Records shown ::
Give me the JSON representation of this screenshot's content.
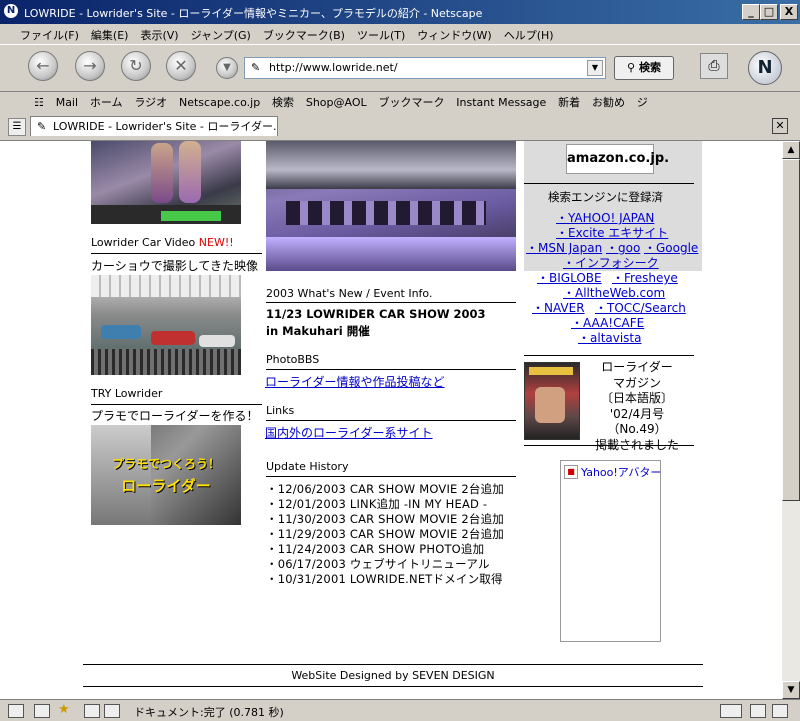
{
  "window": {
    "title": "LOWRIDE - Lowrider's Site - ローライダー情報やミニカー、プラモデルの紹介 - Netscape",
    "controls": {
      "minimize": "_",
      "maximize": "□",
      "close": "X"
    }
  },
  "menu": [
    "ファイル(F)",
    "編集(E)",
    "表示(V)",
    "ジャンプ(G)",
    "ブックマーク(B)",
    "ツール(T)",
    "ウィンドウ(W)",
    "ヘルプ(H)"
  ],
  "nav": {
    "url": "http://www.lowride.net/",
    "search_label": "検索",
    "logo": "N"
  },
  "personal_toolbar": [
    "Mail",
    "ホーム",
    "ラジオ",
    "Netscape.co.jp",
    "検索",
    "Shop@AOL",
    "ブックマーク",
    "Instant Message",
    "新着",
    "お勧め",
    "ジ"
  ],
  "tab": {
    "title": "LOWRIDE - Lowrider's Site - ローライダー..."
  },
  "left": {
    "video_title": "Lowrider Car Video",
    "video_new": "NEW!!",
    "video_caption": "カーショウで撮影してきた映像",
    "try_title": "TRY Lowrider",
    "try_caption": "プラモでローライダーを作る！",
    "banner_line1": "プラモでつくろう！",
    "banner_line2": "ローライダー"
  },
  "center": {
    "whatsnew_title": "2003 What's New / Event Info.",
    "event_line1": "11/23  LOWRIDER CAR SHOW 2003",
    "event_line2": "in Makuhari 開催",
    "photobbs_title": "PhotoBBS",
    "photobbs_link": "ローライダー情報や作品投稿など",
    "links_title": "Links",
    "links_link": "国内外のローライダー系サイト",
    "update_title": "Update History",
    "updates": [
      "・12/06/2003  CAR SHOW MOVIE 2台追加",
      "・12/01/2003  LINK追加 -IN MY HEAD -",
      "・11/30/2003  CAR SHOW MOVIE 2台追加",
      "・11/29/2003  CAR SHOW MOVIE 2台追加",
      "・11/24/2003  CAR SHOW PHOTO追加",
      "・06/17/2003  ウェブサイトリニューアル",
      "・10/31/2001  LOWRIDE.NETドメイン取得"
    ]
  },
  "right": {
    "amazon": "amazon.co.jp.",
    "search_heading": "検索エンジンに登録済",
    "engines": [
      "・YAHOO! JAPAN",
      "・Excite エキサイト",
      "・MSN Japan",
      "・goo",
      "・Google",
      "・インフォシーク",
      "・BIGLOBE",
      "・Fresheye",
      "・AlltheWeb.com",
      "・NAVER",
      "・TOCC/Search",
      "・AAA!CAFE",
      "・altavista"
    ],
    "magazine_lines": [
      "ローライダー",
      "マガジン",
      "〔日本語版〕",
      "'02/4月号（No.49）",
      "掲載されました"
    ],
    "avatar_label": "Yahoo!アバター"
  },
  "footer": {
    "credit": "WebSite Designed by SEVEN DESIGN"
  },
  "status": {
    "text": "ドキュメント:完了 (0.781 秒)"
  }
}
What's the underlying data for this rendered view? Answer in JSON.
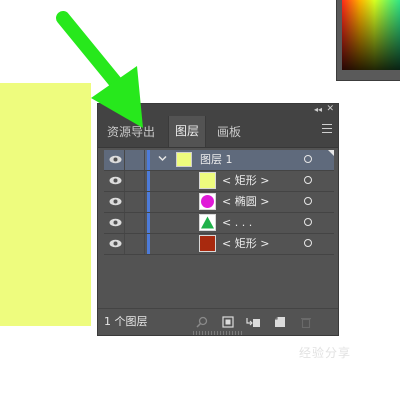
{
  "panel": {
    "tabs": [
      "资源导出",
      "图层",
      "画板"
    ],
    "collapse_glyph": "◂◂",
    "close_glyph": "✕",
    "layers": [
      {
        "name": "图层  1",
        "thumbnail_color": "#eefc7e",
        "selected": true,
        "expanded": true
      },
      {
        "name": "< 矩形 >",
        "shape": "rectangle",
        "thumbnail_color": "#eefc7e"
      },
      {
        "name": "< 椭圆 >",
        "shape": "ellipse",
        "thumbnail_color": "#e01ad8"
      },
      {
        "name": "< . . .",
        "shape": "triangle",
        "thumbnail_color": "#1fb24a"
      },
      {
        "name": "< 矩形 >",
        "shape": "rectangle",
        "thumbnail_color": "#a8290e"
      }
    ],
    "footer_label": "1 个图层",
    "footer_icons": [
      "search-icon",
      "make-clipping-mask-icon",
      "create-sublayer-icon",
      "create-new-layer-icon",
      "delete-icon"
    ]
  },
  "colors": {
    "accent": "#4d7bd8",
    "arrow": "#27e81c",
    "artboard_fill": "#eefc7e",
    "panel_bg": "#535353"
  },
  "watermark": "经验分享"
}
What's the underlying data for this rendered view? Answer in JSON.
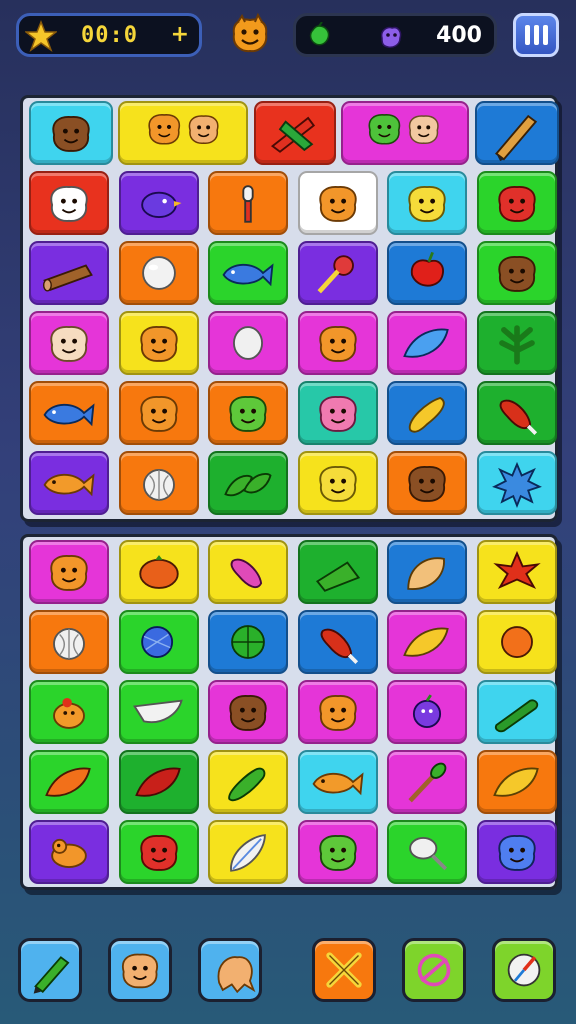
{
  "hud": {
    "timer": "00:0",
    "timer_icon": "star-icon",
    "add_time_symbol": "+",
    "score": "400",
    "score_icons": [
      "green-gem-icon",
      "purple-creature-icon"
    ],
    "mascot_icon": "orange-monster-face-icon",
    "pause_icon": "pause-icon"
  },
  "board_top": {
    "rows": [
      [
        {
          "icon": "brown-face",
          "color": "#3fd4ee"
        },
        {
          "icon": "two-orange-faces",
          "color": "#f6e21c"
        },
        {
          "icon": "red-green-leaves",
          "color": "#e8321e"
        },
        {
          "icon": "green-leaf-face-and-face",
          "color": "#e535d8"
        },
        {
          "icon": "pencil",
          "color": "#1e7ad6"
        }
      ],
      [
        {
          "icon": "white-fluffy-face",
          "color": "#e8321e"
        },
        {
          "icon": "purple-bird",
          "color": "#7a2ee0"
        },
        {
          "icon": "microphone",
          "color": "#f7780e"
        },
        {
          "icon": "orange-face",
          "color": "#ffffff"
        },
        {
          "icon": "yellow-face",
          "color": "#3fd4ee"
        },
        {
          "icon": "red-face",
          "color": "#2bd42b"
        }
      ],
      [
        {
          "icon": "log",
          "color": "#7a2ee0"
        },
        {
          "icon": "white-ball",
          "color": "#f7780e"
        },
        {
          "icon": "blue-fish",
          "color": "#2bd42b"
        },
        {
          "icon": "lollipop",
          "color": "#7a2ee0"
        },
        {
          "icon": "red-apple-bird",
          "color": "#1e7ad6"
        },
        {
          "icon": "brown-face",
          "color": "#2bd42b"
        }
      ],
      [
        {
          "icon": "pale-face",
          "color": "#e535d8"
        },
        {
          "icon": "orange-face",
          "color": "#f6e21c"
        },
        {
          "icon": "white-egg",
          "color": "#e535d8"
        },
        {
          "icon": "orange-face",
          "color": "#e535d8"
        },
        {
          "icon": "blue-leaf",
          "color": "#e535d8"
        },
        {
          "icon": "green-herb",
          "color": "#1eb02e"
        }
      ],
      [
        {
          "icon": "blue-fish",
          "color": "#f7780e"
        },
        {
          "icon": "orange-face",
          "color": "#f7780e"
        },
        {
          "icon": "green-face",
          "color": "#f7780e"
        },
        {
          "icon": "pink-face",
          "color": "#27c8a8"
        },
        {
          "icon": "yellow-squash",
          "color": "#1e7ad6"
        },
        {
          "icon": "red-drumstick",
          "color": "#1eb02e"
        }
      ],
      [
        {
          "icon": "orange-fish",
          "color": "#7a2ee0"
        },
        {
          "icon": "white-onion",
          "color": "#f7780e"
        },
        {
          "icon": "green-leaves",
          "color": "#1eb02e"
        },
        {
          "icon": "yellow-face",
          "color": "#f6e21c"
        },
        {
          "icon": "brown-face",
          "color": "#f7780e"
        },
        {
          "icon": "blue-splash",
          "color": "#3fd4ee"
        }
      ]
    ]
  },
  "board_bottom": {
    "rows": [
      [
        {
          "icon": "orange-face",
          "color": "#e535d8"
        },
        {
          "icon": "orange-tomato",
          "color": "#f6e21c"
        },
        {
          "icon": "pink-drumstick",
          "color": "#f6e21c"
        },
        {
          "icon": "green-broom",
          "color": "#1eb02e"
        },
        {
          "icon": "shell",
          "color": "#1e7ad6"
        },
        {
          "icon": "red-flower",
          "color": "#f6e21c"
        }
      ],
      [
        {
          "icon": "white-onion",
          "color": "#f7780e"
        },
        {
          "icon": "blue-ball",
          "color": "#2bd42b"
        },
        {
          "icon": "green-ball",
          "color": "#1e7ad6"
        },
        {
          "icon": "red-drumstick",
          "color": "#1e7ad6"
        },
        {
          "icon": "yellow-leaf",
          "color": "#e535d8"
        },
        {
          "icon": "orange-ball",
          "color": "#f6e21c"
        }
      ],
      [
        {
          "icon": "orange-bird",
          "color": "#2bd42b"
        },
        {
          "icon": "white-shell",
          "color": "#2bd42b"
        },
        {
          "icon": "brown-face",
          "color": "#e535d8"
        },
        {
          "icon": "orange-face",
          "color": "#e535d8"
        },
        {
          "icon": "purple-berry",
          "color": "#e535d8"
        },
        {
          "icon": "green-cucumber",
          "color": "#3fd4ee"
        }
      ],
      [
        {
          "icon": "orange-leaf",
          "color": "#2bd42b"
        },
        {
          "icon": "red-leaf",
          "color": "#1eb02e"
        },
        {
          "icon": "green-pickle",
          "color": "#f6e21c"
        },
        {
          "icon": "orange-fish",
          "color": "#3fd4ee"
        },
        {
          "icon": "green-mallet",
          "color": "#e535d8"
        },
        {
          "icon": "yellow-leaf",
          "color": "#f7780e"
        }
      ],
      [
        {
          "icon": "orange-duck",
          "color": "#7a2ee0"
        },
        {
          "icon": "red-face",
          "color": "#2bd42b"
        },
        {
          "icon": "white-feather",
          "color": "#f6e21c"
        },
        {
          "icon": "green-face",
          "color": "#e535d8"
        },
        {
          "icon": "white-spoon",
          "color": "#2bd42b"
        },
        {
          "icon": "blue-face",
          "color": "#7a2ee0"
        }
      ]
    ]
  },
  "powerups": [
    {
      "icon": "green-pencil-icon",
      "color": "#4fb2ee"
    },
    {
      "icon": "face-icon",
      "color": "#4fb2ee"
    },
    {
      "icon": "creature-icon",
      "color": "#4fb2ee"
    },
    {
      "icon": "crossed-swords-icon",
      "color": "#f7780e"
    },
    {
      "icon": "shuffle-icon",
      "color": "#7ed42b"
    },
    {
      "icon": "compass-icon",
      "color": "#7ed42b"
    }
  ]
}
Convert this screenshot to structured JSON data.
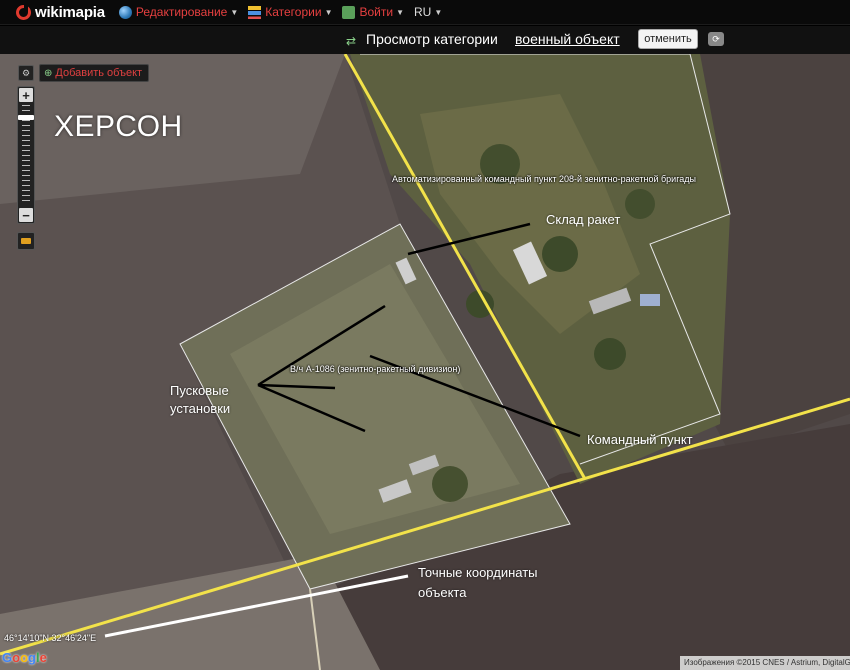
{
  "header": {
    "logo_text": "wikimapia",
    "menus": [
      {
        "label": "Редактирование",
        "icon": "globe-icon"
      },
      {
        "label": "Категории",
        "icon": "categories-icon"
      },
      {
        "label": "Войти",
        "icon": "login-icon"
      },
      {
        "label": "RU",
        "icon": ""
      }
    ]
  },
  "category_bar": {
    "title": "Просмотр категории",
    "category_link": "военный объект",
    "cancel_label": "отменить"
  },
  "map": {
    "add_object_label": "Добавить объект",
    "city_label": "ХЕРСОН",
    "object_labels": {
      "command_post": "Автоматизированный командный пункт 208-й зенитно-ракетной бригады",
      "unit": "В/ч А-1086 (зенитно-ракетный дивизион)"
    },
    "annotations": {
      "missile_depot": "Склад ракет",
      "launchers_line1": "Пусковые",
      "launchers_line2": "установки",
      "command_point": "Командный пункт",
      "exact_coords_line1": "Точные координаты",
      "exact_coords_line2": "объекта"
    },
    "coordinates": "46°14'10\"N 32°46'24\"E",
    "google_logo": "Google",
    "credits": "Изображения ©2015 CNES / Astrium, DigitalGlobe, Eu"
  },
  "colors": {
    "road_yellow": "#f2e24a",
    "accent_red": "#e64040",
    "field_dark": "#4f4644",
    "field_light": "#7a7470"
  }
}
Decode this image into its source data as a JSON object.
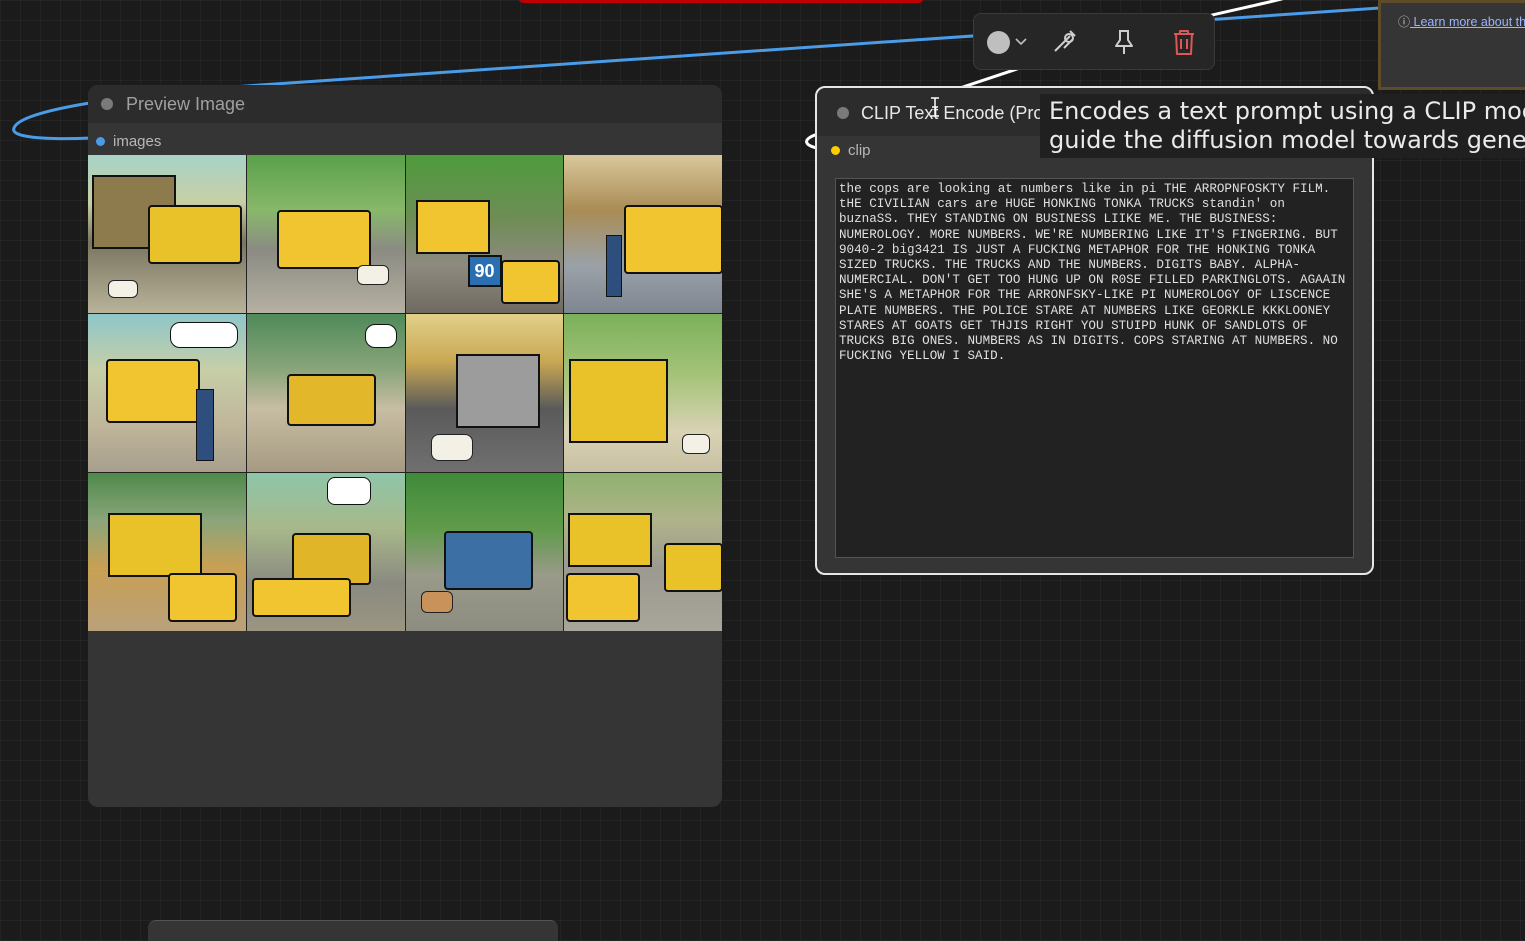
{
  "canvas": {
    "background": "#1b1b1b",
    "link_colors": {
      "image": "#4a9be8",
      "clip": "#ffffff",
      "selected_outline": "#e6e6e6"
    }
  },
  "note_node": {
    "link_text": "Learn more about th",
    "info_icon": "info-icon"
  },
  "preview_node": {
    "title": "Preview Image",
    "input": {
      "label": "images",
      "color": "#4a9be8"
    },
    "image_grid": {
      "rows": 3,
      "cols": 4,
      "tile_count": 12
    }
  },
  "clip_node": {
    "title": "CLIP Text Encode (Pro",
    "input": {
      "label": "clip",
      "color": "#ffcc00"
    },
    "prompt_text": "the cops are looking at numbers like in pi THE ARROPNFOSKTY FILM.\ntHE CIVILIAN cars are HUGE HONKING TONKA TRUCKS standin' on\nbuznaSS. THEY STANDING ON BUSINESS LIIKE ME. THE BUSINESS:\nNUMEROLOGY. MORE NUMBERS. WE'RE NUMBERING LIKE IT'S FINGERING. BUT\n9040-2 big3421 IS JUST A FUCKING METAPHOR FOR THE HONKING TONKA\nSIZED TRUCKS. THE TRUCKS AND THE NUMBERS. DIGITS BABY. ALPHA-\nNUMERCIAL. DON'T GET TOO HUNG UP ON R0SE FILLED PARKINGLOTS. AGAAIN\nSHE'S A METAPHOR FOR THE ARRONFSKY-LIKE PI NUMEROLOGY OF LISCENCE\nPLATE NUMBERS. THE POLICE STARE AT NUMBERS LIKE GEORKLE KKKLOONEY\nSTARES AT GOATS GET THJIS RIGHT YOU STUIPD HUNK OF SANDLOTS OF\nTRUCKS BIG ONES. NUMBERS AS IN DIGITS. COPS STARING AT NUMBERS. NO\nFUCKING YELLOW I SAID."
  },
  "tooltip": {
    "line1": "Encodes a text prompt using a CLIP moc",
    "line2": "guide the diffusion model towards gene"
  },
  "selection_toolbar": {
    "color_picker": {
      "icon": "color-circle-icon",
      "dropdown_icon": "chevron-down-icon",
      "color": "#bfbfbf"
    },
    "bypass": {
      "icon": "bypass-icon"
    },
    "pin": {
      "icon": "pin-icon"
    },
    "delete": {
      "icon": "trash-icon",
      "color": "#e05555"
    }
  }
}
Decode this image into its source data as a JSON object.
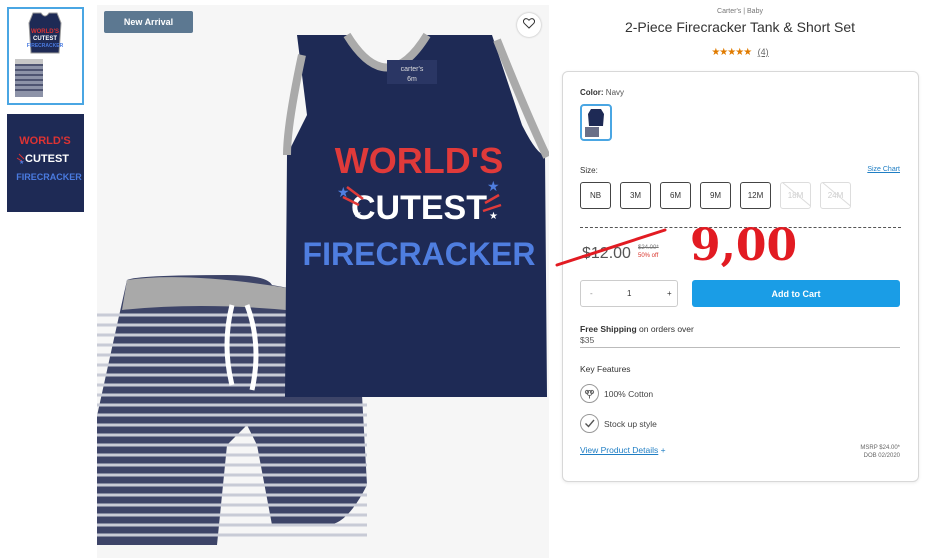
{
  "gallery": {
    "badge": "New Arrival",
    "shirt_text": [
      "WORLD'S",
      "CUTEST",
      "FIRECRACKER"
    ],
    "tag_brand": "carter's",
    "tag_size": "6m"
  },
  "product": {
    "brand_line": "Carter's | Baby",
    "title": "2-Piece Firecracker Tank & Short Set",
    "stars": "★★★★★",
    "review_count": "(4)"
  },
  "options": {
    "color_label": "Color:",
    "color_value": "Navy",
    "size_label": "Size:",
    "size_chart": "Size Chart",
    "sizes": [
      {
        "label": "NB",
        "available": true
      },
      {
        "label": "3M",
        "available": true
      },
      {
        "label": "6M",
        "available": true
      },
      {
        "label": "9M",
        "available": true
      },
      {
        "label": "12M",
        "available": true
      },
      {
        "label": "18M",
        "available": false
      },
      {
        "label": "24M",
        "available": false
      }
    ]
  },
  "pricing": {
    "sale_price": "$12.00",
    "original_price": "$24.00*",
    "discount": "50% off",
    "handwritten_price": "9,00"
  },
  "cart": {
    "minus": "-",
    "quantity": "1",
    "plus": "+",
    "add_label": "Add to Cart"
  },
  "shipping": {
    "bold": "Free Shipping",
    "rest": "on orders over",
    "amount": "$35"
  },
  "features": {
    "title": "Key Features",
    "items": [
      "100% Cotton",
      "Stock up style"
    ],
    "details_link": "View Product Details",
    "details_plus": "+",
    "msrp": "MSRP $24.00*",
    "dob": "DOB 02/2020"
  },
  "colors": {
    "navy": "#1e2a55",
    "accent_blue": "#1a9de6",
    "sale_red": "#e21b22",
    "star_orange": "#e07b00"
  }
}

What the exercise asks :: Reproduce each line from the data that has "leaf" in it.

The completed task ::
          "icon": "green-leaf-face-and-face",
          "icon": "blue-leaf",
          "icon": "yellow-leaf",
          "icon": "orange-leaf",
          "icon": "red-leaf",
          "icon": "yellow-leaf",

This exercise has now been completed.